• WORK ITEM: Among the lines of the records below, copy those that hold the word "true".

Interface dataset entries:
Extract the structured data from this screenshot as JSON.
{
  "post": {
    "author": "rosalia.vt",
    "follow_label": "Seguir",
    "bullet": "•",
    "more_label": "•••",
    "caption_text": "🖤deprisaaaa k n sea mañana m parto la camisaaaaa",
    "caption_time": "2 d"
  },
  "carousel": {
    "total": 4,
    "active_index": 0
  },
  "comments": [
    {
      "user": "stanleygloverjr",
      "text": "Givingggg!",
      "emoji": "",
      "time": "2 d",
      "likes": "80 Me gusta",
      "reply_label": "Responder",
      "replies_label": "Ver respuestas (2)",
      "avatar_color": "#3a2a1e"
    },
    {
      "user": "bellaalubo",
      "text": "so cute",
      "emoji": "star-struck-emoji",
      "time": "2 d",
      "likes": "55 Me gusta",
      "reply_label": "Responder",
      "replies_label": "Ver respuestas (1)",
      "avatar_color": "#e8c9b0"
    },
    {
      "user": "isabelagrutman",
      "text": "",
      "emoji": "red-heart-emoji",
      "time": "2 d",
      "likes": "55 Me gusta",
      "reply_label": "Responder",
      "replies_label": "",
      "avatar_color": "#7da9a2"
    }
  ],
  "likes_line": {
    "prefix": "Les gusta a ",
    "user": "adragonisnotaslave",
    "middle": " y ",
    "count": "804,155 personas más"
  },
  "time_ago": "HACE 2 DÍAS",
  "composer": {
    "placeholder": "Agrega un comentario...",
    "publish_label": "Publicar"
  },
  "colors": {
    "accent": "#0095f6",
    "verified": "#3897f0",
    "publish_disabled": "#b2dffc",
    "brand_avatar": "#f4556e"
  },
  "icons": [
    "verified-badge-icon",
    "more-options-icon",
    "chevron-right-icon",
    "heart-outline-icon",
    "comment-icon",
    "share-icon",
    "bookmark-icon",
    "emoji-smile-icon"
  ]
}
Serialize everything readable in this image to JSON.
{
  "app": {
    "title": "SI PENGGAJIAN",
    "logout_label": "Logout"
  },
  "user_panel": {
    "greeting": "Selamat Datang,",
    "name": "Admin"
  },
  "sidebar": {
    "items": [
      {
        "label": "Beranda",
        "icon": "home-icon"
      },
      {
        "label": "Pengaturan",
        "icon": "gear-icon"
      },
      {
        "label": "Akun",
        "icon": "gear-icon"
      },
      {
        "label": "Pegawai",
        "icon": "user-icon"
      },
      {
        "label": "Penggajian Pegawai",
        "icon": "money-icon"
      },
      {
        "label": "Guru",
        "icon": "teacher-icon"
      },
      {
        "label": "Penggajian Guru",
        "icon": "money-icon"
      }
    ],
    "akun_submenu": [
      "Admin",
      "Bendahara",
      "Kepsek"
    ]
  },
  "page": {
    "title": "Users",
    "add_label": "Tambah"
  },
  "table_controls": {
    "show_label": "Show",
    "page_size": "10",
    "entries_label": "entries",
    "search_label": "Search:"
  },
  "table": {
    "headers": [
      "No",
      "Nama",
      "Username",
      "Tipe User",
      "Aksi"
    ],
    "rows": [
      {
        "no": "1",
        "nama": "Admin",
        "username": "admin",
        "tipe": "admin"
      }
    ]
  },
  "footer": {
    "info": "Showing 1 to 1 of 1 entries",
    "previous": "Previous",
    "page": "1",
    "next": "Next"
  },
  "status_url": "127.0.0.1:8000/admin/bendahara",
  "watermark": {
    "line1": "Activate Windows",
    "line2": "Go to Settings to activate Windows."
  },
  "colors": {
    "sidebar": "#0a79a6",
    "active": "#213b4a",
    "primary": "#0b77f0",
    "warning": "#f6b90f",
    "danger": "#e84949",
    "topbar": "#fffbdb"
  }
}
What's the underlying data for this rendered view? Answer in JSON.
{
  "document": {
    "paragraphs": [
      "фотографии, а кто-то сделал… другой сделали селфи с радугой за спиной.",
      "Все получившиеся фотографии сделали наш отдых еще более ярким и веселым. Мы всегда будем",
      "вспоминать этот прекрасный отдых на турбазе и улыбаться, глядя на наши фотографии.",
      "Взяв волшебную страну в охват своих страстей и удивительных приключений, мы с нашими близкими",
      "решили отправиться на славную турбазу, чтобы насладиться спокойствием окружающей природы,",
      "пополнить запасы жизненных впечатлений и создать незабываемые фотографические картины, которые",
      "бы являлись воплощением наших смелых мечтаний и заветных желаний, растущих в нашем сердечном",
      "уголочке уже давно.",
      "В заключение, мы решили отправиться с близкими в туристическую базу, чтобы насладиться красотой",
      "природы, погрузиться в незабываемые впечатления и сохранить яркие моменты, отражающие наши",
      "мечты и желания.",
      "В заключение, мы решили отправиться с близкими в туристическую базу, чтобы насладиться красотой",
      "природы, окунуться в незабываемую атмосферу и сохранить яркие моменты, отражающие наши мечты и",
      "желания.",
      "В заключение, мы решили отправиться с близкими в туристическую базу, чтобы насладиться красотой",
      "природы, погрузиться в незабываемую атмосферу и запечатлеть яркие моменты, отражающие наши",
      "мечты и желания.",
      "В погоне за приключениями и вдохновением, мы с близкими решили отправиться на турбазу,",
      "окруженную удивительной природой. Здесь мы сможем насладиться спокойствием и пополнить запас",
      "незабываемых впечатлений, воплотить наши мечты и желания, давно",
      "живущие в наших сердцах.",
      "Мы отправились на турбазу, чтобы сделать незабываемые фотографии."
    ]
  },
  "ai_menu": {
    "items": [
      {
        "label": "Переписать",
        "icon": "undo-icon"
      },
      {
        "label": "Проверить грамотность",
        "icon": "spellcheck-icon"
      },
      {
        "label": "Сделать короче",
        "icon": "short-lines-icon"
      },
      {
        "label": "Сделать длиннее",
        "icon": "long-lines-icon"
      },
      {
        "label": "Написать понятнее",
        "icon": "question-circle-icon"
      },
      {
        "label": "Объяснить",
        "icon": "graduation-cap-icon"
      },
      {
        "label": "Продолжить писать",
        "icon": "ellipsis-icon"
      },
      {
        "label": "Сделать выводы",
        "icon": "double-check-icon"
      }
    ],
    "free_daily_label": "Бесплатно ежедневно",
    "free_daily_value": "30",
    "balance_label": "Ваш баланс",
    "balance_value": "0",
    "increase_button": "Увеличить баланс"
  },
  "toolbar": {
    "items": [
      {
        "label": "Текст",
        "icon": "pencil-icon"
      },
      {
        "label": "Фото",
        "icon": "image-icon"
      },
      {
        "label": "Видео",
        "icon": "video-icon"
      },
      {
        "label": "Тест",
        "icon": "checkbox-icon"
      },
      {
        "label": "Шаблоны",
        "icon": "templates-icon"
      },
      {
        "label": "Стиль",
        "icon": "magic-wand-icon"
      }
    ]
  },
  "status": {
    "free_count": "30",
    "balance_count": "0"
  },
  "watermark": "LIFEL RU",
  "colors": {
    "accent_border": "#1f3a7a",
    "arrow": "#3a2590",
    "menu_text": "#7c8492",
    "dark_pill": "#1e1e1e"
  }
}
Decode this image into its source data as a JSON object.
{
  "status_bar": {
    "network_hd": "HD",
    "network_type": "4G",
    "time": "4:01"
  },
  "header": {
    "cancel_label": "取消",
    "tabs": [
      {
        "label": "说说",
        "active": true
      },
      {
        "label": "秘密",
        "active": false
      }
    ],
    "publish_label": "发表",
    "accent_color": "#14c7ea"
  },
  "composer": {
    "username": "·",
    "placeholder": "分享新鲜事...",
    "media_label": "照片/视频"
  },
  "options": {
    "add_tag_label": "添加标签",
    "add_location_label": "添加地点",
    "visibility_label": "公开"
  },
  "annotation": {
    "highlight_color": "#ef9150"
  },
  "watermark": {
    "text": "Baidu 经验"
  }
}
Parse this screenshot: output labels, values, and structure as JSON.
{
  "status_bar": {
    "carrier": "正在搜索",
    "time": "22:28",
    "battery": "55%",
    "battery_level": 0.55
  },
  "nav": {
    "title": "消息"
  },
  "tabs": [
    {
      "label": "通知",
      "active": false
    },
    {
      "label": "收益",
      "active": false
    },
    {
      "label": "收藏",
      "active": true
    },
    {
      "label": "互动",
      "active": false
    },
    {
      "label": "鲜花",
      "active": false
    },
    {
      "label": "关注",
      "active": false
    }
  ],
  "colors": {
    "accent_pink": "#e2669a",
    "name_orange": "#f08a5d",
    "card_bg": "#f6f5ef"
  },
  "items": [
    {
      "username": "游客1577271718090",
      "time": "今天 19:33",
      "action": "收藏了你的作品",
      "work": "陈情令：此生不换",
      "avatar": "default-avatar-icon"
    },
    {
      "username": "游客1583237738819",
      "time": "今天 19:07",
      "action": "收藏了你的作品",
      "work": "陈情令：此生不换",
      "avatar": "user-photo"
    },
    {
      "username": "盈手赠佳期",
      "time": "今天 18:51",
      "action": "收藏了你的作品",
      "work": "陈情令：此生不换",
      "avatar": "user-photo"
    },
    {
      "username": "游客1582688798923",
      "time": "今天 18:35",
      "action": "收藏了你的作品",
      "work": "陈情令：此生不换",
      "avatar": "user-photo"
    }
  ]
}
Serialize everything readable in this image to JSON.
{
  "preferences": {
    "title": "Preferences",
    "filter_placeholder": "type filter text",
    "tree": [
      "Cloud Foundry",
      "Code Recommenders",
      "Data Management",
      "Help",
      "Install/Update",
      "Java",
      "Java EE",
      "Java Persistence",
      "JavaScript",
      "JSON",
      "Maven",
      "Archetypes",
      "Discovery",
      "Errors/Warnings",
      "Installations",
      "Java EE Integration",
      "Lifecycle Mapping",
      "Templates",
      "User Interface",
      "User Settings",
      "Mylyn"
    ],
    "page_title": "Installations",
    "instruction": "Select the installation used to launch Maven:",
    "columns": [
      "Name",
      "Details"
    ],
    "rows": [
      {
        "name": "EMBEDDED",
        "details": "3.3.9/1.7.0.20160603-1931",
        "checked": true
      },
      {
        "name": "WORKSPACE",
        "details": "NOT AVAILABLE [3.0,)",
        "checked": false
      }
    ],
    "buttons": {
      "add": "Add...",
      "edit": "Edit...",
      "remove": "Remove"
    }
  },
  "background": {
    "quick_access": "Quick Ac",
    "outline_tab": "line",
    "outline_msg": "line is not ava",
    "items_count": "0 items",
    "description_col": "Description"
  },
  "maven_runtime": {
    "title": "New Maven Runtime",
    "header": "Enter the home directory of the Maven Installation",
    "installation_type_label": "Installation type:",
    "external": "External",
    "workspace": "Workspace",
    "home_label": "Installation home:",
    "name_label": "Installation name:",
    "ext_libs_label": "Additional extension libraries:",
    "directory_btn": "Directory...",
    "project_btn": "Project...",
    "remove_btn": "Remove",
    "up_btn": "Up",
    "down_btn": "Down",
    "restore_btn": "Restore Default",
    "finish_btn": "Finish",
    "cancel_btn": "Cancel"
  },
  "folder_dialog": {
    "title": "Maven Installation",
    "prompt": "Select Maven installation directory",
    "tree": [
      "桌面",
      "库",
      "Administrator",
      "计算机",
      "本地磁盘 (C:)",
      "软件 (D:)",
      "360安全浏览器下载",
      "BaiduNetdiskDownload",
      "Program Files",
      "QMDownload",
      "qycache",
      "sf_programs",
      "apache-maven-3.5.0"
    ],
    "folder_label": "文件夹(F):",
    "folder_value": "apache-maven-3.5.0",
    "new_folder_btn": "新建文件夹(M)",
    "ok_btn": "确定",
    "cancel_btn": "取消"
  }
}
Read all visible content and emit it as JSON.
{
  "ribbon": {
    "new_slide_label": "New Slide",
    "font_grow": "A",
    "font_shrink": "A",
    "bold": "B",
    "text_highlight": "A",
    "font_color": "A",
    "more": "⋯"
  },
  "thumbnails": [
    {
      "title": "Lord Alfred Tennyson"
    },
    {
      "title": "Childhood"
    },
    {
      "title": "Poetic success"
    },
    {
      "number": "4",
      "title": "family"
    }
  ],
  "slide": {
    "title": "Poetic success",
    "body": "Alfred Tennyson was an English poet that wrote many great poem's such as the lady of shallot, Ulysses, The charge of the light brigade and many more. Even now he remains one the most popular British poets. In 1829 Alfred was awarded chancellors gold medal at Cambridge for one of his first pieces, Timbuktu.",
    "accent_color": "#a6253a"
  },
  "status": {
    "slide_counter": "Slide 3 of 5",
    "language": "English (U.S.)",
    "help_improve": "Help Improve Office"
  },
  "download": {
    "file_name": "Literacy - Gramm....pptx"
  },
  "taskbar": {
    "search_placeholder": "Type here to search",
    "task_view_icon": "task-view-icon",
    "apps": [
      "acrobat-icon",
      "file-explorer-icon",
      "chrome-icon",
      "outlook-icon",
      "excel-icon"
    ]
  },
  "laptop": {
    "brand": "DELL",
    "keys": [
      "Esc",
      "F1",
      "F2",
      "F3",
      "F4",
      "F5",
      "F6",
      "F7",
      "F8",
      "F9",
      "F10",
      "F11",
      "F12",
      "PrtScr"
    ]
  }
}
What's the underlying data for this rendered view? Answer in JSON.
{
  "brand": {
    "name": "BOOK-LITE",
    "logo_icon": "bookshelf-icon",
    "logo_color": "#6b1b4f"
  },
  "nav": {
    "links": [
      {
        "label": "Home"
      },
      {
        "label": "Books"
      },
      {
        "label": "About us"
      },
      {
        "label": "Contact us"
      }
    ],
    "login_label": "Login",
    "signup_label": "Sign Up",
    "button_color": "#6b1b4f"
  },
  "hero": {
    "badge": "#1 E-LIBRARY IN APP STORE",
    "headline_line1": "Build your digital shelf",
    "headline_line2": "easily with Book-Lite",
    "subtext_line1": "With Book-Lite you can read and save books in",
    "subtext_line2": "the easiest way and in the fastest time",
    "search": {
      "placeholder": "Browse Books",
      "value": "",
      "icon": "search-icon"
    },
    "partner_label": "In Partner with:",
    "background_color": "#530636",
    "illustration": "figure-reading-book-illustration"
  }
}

• FINISHED TASK:
        "active": true
      "active": true
        "checked": true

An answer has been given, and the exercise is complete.